Afterwards, Anastasia and I had a late lunch at Mario Batali's B&B Ristorante in the Venetian and chatted about Battlestar Galactica, Guitar Hero, board games, Club Penguin, and dogs. She's very cool, and I think there are some ways we can work together on some projects in future. I've become quite hooked on her Ypulse blog, which helps media folks and marketers understand the ways "Gen Y" kids (sorta 8-14ish, and maybe a bit older) think.
For the next couple of hours I sat with Tom on our teeny weeny booth in the Sands. Met a ton of people that were very complimentary, and endured the endless repetitive nonsense that is the Air Guitar Hero booth directly opposite. If playing fake guitar in Guitar Hero isn't fake enough, here's something obnoxious that just makes you look like you're diddling yourself in public. Words can't do justice to how spectacularly lame it is. The "demo" at the show is just five snippets of songs...so after an hour, I'd heard about as much of the intro riff to Iron Man as I can possibly handle. At one point I overheard some wonk with an unlit cigar stuffed in his mouth say, with a completely straight face like he actually meant it, that this was the "next generation" because "you don't even need a guitar." I don't know how Tom has put up with it for the past couple of days without strutting over there and beating the guy to death with his shoes.

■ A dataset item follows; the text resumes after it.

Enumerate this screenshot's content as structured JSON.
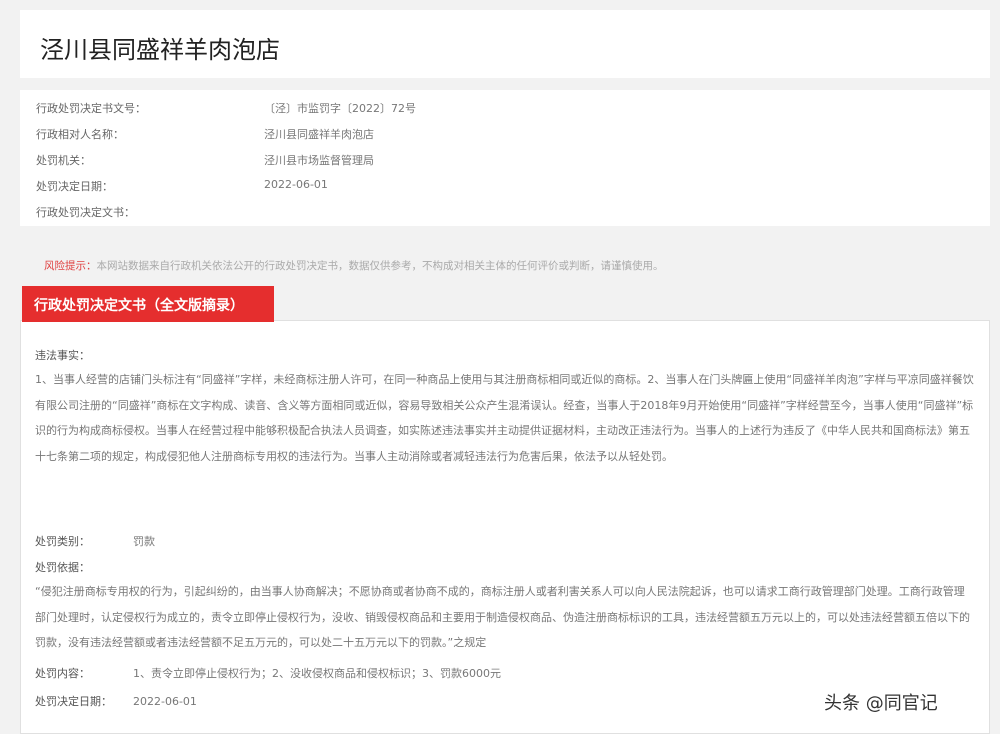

When the show shut down, and guitar dork packed up and went home, we had drinks at a post-show cocktail thing, before grabbing dinner at the Wolfgang Puck place with Warren. After all that, I'm fried.